Exercise prompt: Write out the data below in full. Keep it exact.

[Component data from apps and pages]
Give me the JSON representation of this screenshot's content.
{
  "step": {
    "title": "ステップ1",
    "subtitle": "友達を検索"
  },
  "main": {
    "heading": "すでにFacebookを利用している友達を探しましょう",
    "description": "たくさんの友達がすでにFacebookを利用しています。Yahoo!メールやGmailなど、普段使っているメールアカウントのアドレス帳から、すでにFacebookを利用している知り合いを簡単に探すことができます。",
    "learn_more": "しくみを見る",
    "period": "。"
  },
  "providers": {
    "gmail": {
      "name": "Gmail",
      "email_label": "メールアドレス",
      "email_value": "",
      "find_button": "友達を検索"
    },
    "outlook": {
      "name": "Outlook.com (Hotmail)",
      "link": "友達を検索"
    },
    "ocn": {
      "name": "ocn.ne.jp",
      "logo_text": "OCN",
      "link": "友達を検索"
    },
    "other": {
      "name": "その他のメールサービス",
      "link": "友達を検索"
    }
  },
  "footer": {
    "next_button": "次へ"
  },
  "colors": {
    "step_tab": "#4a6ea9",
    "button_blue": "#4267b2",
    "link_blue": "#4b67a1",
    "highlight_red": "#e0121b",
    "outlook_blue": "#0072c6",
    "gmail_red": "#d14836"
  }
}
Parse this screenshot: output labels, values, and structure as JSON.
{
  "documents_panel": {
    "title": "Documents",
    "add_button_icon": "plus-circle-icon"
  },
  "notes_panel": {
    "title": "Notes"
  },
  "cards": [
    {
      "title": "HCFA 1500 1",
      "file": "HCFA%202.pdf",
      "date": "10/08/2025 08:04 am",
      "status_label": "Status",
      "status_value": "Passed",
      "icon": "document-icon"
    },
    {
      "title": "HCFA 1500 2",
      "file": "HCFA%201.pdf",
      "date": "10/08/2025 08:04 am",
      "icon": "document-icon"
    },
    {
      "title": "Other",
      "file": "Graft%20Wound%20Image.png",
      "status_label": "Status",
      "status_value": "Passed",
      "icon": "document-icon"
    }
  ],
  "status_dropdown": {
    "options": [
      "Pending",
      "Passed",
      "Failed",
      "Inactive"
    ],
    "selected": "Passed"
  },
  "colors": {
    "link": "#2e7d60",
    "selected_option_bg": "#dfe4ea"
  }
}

Problem solution:
Give me the JSON representation of this screenshot's content.
{
  "step": {
    "title": "ステップ1",
    "subtitle": "友達を検索"
  },
  "main": {
    "heading": "すでにFacebookを利用している友達を探しましょう",
    "description": "たくさんの友達がすでにFacebookを利用しています。Yahoo!メールやGmailなど、普段使っているメールアカウントのアドレス帳から、すでにFacebookを利用している知り合いを簡単に探すことができます。",
    "learn_more": "しくみを見る",
    "period": "。"
  },
  "providers": {
    "gmail": {
      "name": "Gmail",
      "email_label": "メールアドレス",
      "email_value": "",
      "find_button": "友達を検索"
    },
    "outlook": {
      "name": "Outlook.com (Hotmail)",
      "link": "友達を検索"
    },
    "ocn": {
      "name": "ocn.ne.jp",
      "logo_text": "OCN",
      "link": "友達を検索"
    },
    "other": {
      "name": "その他のメールサービス",
      "link": "友達を検索"
    }
  },
  "footer": {
    "next_button": "次へ"
  },
  "colors": {
    "step_tab": "#4a6ea9",
    "button_blue": "#4267b2",
    "link_blue": "#4b67a1",
    "highlight_red": "#e0121b",
    "outlook_blue": "#0072c6",
    "gmail_red": "#d14836"
  }
}
Parse this screenshot: output labels, values, and structure as JSON.
{
  "documents_panel": {
    "title": "Documents",
    "add_button_icon": "plus-circle-icon"
  },
  "notes_panel": {
    "title": "Notes"
  },
  "cards": [
    {
      "title": "HCFA 1500 1",
      "file": "HCFA%202.pdf",
      "date": "10/08/2025 08:04 am",
      "status_label": "Status",
      "status_value": "Passed",
      "icon": "document-icon"
    },
    {
      "title": "HCFA 1500 2",
      "file": "HCFA%201.pdf",
      "date": "10/08/2025 08:04 am",
      "icon": "document-icon"
    },
    {
      "title": "Other",
      "file": "Graft%20Wound%20Image.png",
      "status_label": "Status",
      "status_value": "Passed",
      "icon": "document-icon"
    }
  ],
  "status_dropdown": {
    "options": [
      "Pending",
      "Passed",
      "Failed",
      "Inactive"
    ],
    "selected": "Passed"
  },
  "colors": {
    "link": "#2e7d60",
    "selected_option_bg": "#dfe4ea"
  }
}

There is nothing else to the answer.